Monday, February 14, 2011

Standing on the Side of Love

Today I was taken away in handcuffs as the battle ground for equal rights moves from the lunch counter to the marriage license counter.

It was part of a marriage equality action. As a way to highlight the injustice of marriage laws, which deny gay and lesbian couples the legal rights and protections which marriage affords, and to honor the anniversary of San Francisco's "Winter of Love" (2004) when Mayor Gavin Newsom surprised the world by allowing city officials to issue marriage certificates to all couples, regardless of sexual orientation, marriage counter protests occur in city halls across America as gay and lesbian couples request--and are denied--a marriage license.

Heading into the marriage license office
 In San Francisco, clergy, gay and lesbian couples, and city officials held a press conference in City Hall.  Following the press conference, we clergy accompanied several couples to the marriage license counter. When they were refused a license, we sat down and began to sing, "What the world needs now is love, sweet love" until we were led away in handcuffs.

As an officer handcuffed me and led me down into the basement of City Hall, he guided me with his hand on my shoulder and back with the gentlest of touches. I remember thinking, "I have never been touched by a stranger--and certainly not by an arresting officer--in a way that had ever made me feel like I was something precious." That's how gentle he touched me.

We got to the bottom of the stairs and then he motioned for me to walk with him down a long corridor that ran the length of City Hall. Suddenly, he blurted out, "I didn't think this would be as hard as it is," and he burst into tears.

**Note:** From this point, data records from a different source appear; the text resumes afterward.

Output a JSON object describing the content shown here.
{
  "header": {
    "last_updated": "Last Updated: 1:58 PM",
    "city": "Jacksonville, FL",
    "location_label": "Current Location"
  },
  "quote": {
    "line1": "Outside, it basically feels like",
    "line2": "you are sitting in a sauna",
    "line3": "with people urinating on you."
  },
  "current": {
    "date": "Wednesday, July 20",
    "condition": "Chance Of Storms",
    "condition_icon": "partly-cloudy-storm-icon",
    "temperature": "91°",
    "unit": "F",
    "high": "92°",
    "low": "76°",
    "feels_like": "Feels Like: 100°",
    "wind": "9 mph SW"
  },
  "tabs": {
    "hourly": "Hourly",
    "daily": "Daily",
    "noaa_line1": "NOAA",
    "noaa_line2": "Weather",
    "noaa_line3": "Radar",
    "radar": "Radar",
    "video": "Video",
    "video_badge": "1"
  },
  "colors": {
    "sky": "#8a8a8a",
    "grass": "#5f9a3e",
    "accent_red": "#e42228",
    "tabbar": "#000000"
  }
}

He looked at me, tears running down his face, and told me of how he and his husband had been married in 2008. He was grateful that they were amongst the lucky ones, whose marriage is still recognized by California. "But it hurts to know there are other couples who feel the same love we do, who can't get married."

By then, we were both in tears, held in the tension felt between our two vocations. He was doing his job, by arresting me. I was doing my job by standing up for justice and love.  Together, we saw how flawed our legal system is when it refuses to protect the loving relationship of all committed couples.

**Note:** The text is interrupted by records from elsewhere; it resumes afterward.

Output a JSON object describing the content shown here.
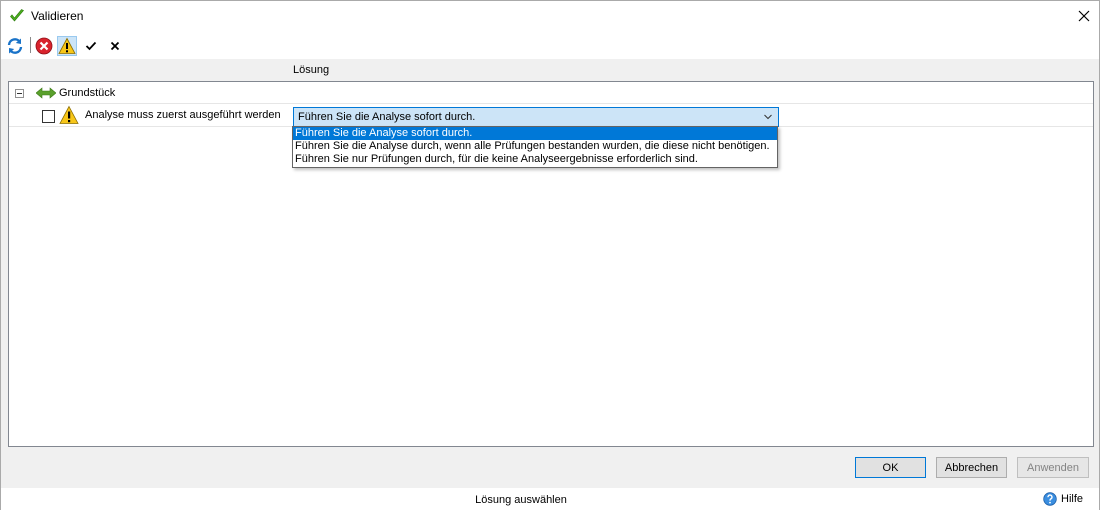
{
  "window": {
    "title": "Validieren"
  },
  "toolbar": {
    "icons": [
      "refresh-icon",
      "error-filter-icon",
      "warning-filter-icon",
      "check-all-icon",
      "uncheck-all-icon"
    ]
  },
  "grid": {
    "column_header": "Lösung",
    "group": {
      "label": "Grundstück"
    },
    "item": {
      "label": "Analyse muss zuerst ausgeführt werden",
      "selected_solution": "Führen Sie die Analyse sofort durch."
    }
  },
  "dropdown": {
    "options": [
      "Führen Sie die Analyse sofort durch.",
      "Führen Sie die Analyse durch, wenn alle Prüfungen bestanden wurden, die diese nicht benötigen.",
      "Führen Sie nur Prüfungen durch, für die keine Analyseergebnisse erforderlich sind."
    ]
  },
  "buttons": {
    "ok": "OK",
    "cancel": "Abbrechen",
    "apply": "Anwenden"
  },
  "status": {
    "text": "Lösung auswählen",
    "help_label": "Hilfe"
  },
  "colors": {
    "accent": "#0078d7",
    "selection": "#cce4f7",
    "check_green": "#4caf1e",
    "error_red": "#d9232d",
    "warning_yellow": "#f7c619"
  }
}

He led me into the holding room and before he uncuffed me, he blessed me with two simple words:

"Thank you."

Thursday, February 3, 2011

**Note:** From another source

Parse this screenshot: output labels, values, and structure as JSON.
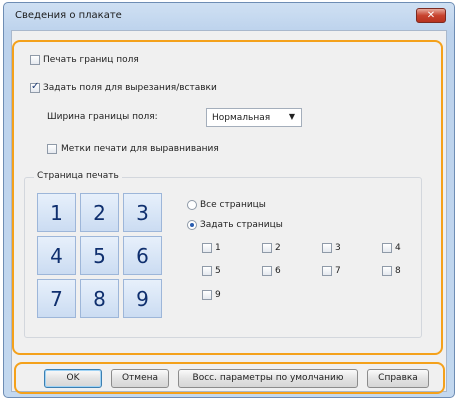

BART Encounters #1

She looked hesitatingly at the seat next to me before our eyes met. I smiled and gestured that the seat was all hers. Shortly after she sat down, I couldn't help but notice the most enticing aroma from a package she was carrying. I finally asked her what it was.

"Mussels and french fries," she said. "I just had an interview for a job, and it was so horrible! I decided I needed something to cheer me up."

We spoke about her interview--she worked in a downtown office and had been invited to apply for another position in the organization. The interview did not go as she had expected, and she felt depleted and betrayed. "Why would they invite me to apply, and then treat me that way?"

She told me that as soon as the interview finished, she called home. This was no quick call across town. The woman was from another country, an ocean away. But at that time, she needed to hear the voice of someone who would love her no matter what. Whether the interview went well or was horrible, whether she got the job or not, she knew to reach out to someone who would love her, not judge her. She called home.

The need for home runs deep in our souls. Whether that home is a physical one, or an emotional one we share with loved ones, we all need a place of safety, love and support. Dorothy clicked her heels, saying,
There's no place like home."  ET pointed longingly to the sky and asked, "Phone home?"

Too many people, however, don't have a place to call home. Poverty and foreclosures have caused many to lose their home. Others have been forced out or had to flee their home. Still others aren't even at home in their own skins.

How can we be home for each other? How can we create strong communities that are committed to ensuring a place of home, a place of safety, for the most vulnerable?  My faith tells me that there is a place, there is a home, for everyone in the body of Christ. Unfortunately, not enough Christian communities are willing to be a home--a place of safety, love and nurture--for all people.  Perhaps one sign of this unwillingness to be a home for all is reflected in empy pews, dried up souls, and tired faith.  Too many people outside the church have learned to read the sign, "You can't go home again."

What if our churches were committed to finding the lost parts of the body of Christ, reattach missing limbs, and protect and strengthen the most vulnerable parts of the body? What if our churches were to welcome each outsider with the same joy and generosity as the father who welcomed home the prodigal son? What if we truly recognized our brothers and sisters in the faces of those we meet every day, even on a BART train?